TASK DETAILS.
Read the data below. Every line holding the string "Ctrl" must be copied.

Data about app and page elements.
"""

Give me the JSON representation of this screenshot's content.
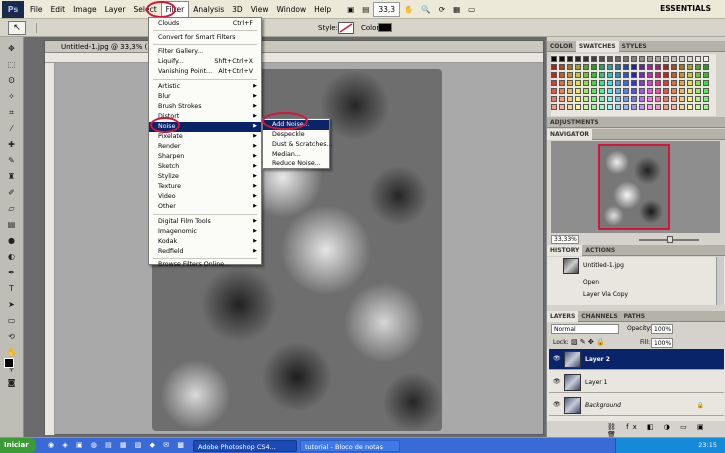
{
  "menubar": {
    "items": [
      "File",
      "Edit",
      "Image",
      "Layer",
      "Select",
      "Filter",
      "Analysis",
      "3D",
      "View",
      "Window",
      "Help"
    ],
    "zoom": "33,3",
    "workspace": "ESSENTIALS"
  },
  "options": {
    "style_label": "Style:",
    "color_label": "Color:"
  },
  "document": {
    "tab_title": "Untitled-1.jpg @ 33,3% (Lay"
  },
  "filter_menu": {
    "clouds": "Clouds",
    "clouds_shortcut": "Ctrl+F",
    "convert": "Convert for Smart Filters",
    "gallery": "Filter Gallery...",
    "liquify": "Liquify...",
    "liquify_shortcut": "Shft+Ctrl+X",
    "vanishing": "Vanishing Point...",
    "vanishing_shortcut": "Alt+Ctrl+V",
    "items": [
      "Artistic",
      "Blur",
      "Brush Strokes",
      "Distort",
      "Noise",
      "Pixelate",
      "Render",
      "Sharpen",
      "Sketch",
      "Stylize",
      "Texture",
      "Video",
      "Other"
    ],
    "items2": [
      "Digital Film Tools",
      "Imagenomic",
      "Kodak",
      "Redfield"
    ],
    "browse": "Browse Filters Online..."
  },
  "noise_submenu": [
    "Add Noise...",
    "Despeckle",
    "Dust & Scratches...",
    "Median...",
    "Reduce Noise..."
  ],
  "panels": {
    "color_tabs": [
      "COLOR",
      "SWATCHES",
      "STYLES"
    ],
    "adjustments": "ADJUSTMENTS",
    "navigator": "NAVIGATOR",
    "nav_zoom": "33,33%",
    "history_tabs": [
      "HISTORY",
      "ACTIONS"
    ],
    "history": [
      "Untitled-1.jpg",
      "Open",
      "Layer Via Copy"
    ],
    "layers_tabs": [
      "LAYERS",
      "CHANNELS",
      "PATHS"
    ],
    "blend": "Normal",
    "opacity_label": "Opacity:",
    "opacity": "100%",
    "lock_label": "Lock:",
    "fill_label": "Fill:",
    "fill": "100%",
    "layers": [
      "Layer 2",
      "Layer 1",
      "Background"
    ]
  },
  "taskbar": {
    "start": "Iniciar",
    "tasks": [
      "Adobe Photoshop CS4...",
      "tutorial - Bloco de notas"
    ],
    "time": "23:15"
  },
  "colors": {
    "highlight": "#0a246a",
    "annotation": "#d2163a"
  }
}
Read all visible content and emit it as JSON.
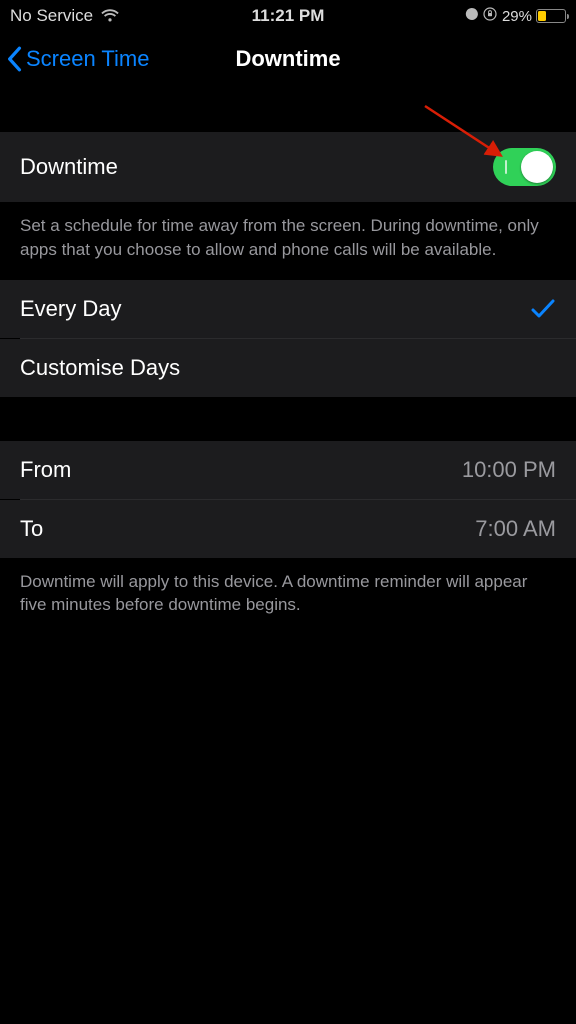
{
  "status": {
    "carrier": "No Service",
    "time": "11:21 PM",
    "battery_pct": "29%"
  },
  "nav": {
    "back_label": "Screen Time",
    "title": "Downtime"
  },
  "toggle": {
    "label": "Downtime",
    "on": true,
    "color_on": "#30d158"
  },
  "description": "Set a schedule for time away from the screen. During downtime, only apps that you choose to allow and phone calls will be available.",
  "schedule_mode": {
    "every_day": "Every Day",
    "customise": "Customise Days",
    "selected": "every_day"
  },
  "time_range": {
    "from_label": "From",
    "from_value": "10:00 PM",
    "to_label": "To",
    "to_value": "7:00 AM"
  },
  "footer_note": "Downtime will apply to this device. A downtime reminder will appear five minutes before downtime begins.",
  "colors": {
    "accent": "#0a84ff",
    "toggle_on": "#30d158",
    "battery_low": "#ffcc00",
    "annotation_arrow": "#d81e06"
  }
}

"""

RESULT FOR THIS EXERCISE.
    "clouds_shortcut": "Ctrl+F",
    "liquify_shortcut": "Shft+Ctrl+X",
    "vanishing_shortcut": "Alt+Ctrl+V",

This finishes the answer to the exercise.